Problem
Copy every line that holds the string "description" from the data below.

Dataset records

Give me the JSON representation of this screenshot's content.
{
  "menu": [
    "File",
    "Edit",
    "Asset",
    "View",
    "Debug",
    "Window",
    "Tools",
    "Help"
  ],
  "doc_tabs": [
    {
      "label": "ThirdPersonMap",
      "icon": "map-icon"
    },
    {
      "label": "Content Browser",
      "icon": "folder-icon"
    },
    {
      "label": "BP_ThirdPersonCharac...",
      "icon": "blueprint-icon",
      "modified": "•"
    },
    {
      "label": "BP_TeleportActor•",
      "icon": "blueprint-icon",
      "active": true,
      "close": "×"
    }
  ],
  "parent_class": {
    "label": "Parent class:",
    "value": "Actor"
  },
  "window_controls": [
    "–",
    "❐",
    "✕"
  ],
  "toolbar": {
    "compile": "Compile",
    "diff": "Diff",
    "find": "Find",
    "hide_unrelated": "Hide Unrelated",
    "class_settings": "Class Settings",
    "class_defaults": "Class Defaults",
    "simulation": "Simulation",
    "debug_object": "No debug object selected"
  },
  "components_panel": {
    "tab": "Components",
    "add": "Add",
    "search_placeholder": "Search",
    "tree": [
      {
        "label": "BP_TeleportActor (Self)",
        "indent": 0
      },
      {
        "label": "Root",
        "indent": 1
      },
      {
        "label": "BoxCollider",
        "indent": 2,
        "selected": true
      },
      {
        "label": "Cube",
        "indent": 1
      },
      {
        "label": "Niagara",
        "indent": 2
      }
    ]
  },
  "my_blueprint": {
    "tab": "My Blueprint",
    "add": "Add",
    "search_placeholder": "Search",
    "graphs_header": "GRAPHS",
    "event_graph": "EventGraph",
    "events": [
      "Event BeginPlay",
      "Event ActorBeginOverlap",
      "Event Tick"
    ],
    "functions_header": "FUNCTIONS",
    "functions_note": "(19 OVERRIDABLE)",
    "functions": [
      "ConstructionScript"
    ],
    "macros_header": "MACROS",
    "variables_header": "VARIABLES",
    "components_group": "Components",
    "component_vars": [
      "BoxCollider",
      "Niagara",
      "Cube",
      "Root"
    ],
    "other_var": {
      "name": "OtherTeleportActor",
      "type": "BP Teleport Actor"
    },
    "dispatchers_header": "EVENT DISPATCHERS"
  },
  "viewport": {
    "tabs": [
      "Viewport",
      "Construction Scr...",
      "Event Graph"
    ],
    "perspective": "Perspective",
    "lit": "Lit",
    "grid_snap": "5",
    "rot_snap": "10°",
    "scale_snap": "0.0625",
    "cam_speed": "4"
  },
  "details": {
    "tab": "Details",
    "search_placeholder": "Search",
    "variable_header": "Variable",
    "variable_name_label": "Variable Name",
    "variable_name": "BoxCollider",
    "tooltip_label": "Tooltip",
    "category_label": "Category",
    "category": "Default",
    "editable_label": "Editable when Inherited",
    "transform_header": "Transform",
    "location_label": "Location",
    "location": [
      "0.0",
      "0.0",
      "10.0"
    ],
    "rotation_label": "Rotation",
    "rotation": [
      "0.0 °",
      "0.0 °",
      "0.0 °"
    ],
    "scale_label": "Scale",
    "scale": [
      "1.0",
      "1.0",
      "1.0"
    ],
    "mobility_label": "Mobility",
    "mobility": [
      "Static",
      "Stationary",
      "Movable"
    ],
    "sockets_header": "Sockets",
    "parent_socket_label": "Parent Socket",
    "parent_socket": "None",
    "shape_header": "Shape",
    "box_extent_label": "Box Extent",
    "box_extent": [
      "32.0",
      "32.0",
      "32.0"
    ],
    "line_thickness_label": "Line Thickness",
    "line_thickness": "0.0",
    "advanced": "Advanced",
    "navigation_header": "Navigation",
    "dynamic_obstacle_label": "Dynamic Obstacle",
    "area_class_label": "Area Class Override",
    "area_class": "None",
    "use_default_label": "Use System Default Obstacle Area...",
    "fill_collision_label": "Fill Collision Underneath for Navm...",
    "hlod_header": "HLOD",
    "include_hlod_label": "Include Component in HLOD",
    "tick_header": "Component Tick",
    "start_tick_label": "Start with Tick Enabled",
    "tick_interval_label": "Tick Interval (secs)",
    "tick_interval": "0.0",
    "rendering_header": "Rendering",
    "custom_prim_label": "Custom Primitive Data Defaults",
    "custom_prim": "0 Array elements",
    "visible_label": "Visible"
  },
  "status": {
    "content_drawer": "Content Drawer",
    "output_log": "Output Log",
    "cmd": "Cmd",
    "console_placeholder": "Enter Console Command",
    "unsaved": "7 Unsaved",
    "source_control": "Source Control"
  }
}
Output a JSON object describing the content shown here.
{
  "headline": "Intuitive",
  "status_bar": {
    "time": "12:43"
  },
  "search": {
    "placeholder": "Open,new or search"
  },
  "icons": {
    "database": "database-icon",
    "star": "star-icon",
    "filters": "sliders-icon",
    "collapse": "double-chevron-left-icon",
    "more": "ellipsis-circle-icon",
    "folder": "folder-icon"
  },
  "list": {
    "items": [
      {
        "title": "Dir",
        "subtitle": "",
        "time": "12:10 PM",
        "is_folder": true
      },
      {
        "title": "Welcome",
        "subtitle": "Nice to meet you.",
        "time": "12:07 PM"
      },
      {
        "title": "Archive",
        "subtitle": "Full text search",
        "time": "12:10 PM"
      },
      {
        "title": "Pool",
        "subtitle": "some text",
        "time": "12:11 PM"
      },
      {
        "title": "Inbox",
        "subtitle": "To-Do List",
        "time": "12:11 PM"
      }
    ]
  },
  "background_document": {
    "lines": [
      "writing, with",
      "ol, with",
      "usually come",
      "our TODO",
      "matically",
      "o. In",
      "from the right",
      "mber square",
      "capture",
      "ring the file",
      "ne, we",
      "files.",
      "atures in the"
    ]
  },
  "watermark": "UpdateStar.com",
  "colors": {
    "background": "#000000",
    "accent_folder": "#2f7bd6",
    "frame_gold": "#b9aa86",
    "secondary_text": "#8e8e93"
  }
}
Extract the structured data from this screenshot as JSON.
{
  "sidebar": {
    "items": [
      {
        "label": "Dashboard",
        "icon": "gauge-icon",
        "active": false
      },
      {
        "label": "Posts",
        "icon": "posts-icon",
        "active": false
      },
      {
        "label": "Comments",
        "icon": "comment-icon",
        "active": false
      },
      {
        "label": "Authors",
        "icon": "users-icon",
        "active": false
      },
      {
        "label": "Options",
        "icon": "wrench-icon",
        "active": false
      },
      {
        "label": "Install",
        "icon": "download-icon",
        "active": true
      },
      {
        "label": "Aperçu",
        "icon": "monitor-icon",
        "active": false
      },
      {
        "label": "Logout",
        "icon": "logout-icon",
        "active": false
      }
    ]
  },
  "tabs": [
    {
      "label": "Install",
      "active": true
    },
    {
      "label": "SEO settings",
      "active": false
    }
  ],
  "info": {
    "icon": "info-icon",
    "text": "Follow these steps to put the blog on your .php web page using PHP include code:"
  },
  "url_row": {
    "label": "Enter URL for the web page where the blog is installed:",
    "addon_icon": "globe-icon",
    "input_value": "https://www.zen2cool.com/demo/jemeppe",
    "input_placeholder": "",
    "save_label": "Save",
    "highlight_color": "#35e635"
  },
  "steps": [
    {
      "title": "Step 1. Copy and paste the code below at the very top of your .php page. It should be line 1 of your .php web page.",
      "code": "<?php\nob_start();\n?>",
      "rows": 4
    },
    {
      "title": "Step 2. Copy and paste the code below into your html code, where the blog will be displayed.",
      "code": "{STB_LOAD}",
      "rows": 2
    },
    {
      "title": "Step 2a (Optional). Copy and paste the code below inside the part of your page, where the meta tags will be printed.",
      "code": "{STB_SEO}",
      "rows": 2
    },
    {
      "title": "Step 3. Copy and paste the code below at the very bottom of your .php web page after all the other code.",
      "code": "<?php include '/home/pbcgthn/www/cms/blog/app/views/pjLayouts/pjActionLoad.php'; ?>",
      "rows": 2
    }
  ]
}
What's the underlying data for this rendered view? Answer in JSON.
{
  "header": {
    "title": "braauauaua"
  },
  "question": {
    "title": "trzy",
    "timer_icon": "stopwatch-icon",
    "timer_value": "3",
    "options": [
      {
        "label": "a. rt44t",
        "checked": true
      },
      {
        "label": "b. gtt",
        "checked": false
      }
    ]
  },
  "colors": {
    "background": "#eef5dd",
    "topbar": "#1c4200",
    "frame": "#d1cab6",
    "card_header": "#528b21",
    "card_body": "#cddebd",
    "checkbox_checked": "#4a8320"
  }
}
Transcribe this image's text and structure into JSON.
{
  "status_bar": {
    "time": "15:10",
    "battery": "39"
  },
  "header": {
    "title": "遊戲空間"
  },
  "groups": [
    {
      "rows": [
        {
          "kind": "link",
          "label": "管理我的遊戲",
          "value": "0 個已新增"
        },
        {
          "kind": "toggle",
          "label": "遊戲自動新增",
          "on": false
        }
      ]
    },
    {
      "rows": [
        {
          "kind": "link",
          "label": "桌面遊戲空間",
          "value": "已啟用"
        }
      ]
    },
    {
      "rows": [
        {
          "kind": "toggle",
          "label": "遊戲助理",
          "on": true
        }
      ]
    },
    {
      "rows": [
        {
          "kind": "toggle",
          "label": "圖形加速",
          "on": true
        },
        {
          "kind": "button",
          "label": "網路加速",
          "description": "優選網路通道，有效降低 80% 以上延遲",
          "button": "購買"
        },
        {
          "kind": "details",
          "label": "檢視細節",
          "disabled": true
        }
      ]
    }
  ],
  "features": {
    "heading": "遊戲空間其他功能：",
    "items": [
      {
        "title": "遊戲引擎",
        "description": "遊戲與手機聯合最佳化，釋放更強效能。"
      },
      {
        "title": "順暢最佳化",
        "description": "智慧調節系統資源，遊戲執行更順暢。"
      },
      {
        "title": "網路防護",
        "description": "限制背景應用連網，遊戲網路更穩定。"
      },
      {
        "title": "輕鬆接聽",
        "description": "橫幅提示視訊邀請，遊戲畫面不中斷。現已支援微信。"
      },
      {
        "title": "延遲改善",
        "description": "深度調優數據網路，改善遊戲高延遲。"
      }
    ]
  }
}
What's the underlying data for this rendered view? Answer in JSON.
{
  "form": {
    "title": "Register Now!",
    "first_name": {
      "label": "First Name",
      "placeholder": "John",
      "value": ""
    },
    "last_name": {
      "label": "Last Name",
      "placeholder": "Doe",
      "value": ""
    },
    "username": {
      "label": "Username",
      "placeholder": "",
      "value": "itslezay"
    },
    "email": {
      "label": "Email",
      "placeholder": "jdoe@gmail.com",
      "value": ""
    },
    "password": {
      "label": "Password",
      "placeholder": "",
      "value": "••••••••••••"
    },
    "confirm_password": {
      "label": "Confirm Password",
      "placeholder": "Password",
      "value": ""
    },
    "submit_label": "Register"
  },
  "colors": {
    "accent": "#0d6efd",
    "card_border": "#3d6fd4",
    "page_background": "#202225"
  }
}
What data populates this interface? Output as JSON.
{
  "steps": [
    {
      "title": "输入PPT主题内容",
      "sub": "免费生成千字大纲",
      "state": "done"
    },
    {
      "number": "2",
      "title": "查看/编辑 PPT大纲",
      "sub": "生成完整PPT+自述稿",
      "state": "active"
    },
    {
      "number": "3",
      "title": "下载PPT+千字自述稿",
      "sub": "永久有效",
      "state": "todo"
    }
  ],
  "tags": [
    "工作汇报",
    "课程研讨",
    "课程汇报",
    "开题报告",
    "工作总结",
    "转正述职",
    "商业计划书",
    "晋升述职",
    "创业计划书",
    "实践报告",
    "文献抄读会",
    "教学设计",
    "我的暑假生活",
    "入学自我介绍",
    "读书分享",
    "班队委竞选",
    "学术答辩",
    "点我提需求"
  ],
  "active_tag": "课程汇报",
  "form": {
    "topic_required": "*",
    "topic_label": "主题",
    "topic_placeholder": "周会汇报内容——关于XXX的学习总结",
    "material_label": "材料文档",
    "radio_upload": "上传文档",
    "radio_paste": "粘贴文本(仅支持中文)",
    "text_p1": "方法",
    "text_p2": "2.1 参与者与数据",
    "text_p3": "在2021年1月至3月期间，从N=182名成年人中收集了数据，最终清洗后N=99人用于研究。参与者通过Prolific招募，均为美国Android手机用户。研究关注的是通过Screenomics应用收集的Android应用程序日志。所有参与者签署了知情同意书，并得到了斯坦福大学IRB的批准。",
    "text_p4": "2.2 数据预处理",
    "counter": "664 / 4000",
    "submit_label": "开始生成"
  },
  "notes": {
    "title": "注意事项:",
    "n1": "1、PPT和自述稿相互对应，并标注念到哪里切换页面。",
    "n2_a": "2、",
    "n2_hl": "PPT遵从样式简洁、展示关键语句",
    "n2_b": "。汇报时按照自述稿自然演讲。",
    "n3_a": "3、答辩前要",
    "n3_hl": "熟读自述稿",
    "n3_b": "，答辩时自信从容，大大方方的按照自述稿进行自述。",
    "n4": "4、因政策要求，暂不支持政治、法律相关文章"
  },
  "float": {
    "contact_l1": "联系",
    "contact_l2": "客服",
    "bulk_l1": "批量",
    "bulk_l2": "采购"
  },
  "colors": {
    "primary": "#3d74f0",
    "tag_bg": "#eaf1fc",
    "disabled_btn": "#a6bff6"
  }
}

Response area
          "description": "優選網路通道，有效降低 80% 以上延遲",
        "description": "遊戲與手機聯合最佳化，釋放更強效能。"
        "description": "智慧調節系統資源，遊戲執行更順暢。"
        "description": "限制背景應用連網，遊戲網路更穩定。"
        "description": "橫幅提示視訊邀請，遊戲畫面不中斷。現已支援微信。"
        "description": "深度調優數據網路，改善遊戲高延遲。"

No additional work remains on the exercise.